Custom Search
CivicLifeSportsSchoolsBusinessFoodOur HomesLetters/OpinionsCalendar

Published November 15th, 2017
Lafayette denial of big home remodel upheld in court; plaintiff to pay costs
The Woodalls' plans for a large two-story, Tudor-style mansion were found to be incompatible with the character of this Hilltop Drive neighborhood in Happy Valley. Photo Pippa Fisher

The Court of Appeal of the State of California announced its decision on Nancy and Michael Woodall's lawsuit over their denied plans to build an English-style mansion in favor of the city of Lafayette and furthermore ruled that the city is entitled to recover all costs.
The court's decision, announced Oct. 26, follows several years of wrangling over the Woodalls' plans to demolish their existing single-story 4,111 square-foot ranch home and replace it with a two-story construction of a 5,595 square-foot Tudor-style country house featuring steeply pitched roof lines in the Happy Valley Dell subdivision of Lafayette.
Despite changes made to the plans when first presented in 2013, including bringing the proposed roof height down by 17 inches and an initial approval from the Design Review Commission, both the Planning Commission and the City Council agreed with the many neighbors who appealed on the grounds that the project was not compatible with the mostly smaller, single-story ranch homes in the neighborhood and would reduce views of adjacent properties. The proposal was denied.
The Woodalls brought the lawsuit against the city of Lafayette, arguing that the council's decision was not supported by substantial evidence.
The court, finding in favor of the decision made by the city, ordered the plaintiff to reimburse the city for all of its costs to defend the case, approximately $15,000, which as Lafayette City Manager Steve Falk points out, should serve as a deterrent to others who would file frivolous lawsuits against the city.
"Those costs are substantive and, since they were funded by taxpayers, this is a win for the city and for all Lafayette residents," said Falk.
"We were very pleased with the decision," commented Lafayette City Attorney Mala Subramanian. "The city council and its commissions each take their responsibility to review and evaluate property matters, including the design of structures, seriously. The Court of Appeal decision confirms the city's due diligence in evaluating and ultimately denying the permit."

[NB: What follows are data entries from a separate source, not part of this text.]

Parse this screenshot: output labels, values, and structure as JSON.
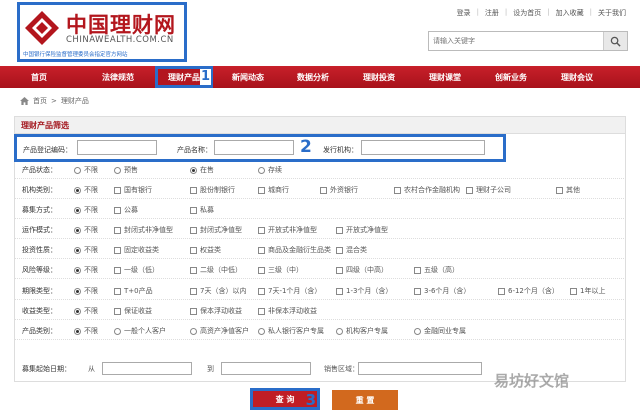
{
  "header": {
    "logo_cn": "中国理财网",
    "logo_en": "CHINAWEALTH.COM.CN",
    "logo_sub": "中国银行保险监督管理委员会指定官方网站",
    "toplinks": [
      "登录",
      "注册",
      "设为首页",
      "加入收藏",
      "关于我们"
    ],
    "search_placeholder": "请输入关键字"
  },
  "nav": {
    "items": [
      "首页",
      "法律规范",
      "理财产品",
      "新闻动态",
      "数据分析",
      "理财投资",
      "理财课堂",
      "创新业务",
      "理财会议"
    ],
    "active_index": 2,
    "marker": "1"
  },
  "breadcrumb": {
    "home": "首页",
    "current": "理财产品"
  },
  "panel": {
    "title": "理财产品筛选",
    "fields": {
      "reg_code": "产品登记编码：",
      "name": "产品名称：",
      "issuer": "发行机构：",
      "marker": "2"
    },
    "rows": [
      {
        "label": "产品状态：",
        "type": "radio",
        "options": [
          "不限",
          "预售",
          "在售",
          "存续"
        ],
        "checked": 2
      },
      {
        "label": "机构类别：",
        "type": "mixed",
        "options": [
          "不限",
          "国有银行",
          "股份制银行",
          "城商行",
          "外资银行",
          "农村合作金融机构",
          "理财子公司",
          "其他"
        ],
        "checked": 0
      },
      {
        "label": "募集方式：",
        "type": "mixed",
        "options": [
          "不限",
          "公募",
          "私募"
        ],
        "checked": 0
      },
      {
        "label": "运作模式：",
        "type": "mixed",
        "options": [
          "不限",
          "封闭式非净值型",
          "封闭式净值型",
          "开放式非净值型",
          "开放式净值型"
        ],
        "checked": 0
      },
      {
        "label": "投资性质：",
        "type": "mixed",
        "options": [
          "不限",
          "固定收益类",
          "权益类",
          "商品及金融衍生品类",
          "混合类"
        ],
        "checked": 0
      },
      {
        "label": "风险等级：",
        "type": "mixed",
        "options": [
          "不限",
          "一级（低）",
          "二级（中低）",
          "三级（中）",
          "四级（中高）",
          "五级（高）"
        ],
        "checked": 0
      },
      {
        "label": "期限类型：",
        "type": "mixed",
        "options": [
          "不限",
          "T+0产品",
          "7天（含）以内",
          "7天-1个月（含）",
          "1-3个月（含）",
          "3-6个月（含）",
          "6-12个月（含）",
          "1年以上"
        ],
        "checked": 0
      },
      {
        "label": "收益类型：",
        "type": "mixed",
        "options": [
          "不限",
          "保证收益",
          "保本浮动收益",
          "非保本浮动收益"
        ],
        "checked": 0
      },
      {
        "label": "产品类别：",
        "type": "radio",
        "options": [
          "不限",
          "一般个人客户",
          "高资产净值客户",
          "私人银行客户专属",
          "机构客户专属",
          "金融同业专属"
        ],
        "checked": 0
      }
    ],
    "date_row": {
      "label": "募集起始日期：",
      "from": "从",
      "to": "到",
      "region": "销售区域："
    }
  },
  "buttons": {
    "query": "查 询",
    "query_marker": "3",
    "reset": "重 置"
  },
  "watermark": "易坊好文馆"
}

print story

Before you print this article, please remember that it will remain in our archive for you to visit anytime.
download pdf
(use the pdf document for best printing results!)
Send your comment to:
Reach the reporter at:

This article was published on Page A3:

Quick Links for LamorindaWeekly.com
send artwork to:
Classified ads
Lamorinda Service Directory
About us and How to Contact us
Letter to the Editor
Send stories or ideas to:
Send sports stories and photos to:
Subscribe to receive a delivered or mailed copy
Subscribe to receive storylinks by email
Our Homes
Copyright Lamorinda Weekly, Moraga CA